          the ones                         who suffer
            them. Yet                those whose
  habitual facial                             mode is “just
 been punched”                     could use a
          Touch of that.           Dried flood...(22)

Reading Thomas Fink's Selected Poems and Poetic Series, specifically Jigsaw Hubbubs 1 through 23, is an exploration, a delightful experience of witnessing a new universe unfold.  After some decoding, we gain access and are catapulted into spaces in which concepts and images appear to defy the pull of gravity. Trepidation looms, yet we never leave the ground.
            Holding to what we know, we scramble through a jigsaw of experiences that appear fragmented, disconnected and bereft of meaning. At the outset, common knowledge only leads to misconceptions and questions. Threats of a harsh reality predominate. Finally, with little to go on except traces of culture and humanity, we begin to accept the unnatural formation of stark realities. Unfamiliar concepts and images begin to merge with pieces of reality that we know and recognize, and access to this destabilizing, unfamiliar world of people, places and concepts is granted.
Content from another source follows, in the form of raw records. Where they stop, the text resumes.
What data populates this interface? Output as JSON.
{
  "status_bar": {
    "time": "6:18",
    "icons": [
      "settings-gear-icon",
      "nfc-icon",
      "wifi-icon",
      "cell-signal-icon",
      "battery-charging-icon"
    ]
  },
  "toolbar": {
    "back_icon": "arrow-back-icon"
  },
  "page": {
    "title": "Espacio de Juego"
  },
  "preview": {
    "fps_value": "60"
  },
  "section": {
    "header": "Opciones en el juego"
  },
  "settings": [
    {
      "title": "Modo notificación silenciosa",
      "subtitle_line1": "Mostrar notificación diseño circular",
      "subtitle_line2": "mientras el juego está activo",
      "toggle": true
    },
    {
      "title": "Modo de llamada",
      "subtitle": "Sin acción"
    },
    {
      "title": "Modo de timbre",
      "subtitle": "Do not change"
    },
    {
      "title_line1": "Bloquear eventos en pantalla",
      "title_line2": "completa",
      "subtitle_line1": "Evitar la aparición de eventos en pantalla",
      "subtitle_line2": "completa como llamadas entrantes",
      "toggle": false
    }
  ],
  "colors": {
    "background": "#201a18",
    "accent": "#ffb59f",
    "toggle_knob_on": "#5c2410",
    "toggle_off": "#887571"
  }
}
Discordant images become reflections of truth, and this new world makes all the sense in the world.
            Reading Thomas Fink's Selected Poems and Poetic Series, Hubbubs 1 through 23, we are guided by a sense of familiarity based on conventions, what we already know and accept. We witness detachment as well as notions of hope reflected in experiences of people we may or may not recognize but who share common bonds of cultural experience and humanity. After traces of history and culture are unveiled, a desire to know more incites imagination, and new concepts and relationships are ascertained. To navigate this world created in the Jigsaw Hubbub series, we rely on the balance between what we know and what we hope to find out. The usual controls are clearly not in working order and the power button is found outside a conventional body of knowledge. Known concepts threaten to disengage; yet we remain grounded. An “invisible trap door” stays unlocked throughout the entire experience and anyone can escape at any time. But why would we?


Margaret H. Johnson's desire to explore interests in poetry, photography and curriculum design led to an early retirement from her position as Lecturer of English at the City University of New York. Her publications include scholarly articles, selected poems, and poetry reviews. Nonfiction works on writing for self-mastery are in progress. Her book of poems is scheduled for publication in the fall, 2017 and she plans to publish a children's book also in 2017.  She coordinates a poetry/performance collaborative which promotes poets and poetry in her local community and she develops workshops for writing and emotional mastery. Beyond interests in writing and poetry, she is a freelance photographer and sustainable living advocate.